▶ _Exercise instructions_
Extract each line from the entries below that has the string "this" in it.

▶ _Input_
______
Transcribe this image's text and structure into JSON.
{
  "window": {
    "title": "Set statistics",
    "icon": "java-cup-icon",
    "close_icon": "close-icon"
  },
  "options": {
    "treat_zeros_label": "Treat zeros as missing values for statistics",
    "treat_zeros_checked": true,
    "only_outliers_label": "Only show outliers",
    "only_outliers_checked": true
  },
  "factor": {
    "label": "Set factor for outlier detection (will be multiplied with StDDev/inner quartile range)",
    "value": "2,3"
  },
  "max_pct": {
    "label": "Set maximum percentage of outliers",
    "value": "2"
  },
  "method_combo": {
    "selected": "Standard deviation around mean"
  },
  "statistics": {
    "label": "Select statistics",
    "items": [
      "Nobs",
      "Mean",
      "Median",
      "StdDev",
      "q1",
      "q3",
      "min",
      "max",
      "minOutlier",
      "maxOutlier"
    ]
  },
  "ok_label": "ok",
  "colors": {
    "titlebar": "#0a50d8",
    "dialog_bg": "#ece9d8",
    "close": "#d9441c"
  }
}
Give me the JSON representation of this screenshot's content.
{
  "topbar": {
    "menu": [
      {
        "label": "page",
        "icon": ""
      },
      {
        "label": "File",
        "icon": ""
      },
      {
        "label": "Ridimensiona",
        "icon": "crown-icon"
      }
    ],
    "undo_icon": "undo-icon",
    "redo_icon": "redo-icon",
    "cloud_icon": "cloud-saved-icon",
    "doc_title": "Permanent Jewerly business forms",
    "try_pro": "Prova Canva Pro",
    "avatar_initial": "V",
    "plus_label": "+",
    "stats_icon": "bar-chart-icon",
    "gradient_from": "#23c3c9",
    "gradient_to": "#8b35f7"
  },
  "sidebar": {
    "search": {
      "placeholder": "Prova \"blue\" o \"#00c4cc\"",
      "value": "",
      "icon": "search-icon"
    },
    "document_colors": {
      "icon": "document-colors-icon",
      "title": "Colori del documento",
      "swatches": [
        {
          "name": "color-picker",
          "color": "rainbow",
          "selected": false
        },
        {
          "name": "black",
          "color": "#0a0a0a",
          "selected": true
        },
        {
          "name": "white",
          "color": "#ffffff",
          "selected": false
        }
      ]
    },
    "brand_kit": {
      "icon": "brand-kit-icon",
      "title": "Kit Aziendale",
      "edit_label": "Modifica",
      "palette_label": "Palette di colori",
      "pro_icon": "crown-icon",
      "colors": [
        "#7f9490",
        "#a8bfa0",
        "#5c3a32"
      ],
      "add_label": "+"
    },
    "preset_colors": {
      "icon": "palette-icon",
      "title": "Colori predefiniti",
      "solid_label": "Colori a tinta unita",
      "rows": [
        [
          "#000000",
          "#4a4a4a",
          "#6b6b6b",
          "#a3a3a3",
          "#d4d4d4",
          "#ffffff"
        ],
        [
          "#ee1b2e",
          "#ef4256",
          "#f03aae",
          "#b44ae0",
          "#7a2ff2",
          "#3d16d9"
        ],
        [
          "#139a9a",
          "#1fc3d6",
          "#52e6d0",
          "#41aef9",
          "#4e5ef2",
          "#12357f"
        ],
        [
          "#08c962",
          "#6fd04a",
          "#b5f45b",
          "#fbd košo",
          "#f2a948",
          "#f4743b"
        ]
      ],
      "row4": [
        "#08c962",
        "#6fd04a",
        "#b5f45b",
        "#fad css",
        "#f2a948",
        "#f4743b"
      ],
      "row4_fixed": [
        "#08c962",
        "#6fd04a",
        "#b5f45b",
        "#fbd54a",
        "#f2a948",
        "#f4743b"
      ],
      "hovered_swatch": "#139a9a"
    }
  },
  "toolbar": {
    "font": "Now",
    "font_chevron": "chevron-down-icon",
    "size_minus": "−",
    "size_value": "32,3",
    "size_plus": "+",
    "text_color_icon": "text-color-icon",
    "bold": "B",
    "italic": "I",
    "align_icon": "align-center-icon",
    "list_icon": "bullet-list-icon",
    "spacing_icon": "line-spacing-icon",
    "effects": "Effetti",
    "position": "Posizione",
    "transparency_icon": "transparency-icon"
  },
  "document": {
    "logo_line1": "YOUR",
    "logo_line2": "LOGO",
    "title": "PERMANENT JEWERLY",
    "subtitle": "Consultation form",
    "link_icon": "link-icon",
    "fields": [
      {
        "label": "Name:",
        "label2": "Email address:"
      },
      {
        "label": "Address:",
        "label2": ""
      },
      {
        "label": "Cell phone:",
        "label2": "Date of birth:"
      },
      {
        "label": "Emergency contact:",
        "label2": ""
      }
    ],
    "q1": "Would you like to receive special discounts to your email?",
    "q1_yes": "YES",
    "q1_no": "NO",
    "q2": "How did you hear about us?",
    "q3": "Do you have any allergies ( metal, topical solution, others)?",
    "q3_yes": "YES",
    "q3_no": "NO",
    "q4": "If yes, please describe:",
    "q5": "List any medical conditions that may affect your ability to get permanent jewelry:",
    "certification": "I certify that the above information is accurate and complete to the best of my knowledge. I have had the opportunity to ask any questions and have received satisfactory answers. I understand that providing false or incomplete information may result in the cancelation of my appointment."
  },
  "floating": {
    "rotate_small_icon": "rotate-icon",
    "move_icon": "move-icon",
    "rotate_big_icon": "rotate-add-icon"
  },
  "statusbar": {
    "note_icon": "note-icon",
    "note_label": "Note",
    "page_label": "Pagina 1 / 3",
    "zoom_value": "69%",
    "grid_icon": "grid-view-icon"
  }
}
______
▶ _Problem solution_
Transcribe this image's text and structure into JSON.
Give me the JSON representation of this screenshot's content.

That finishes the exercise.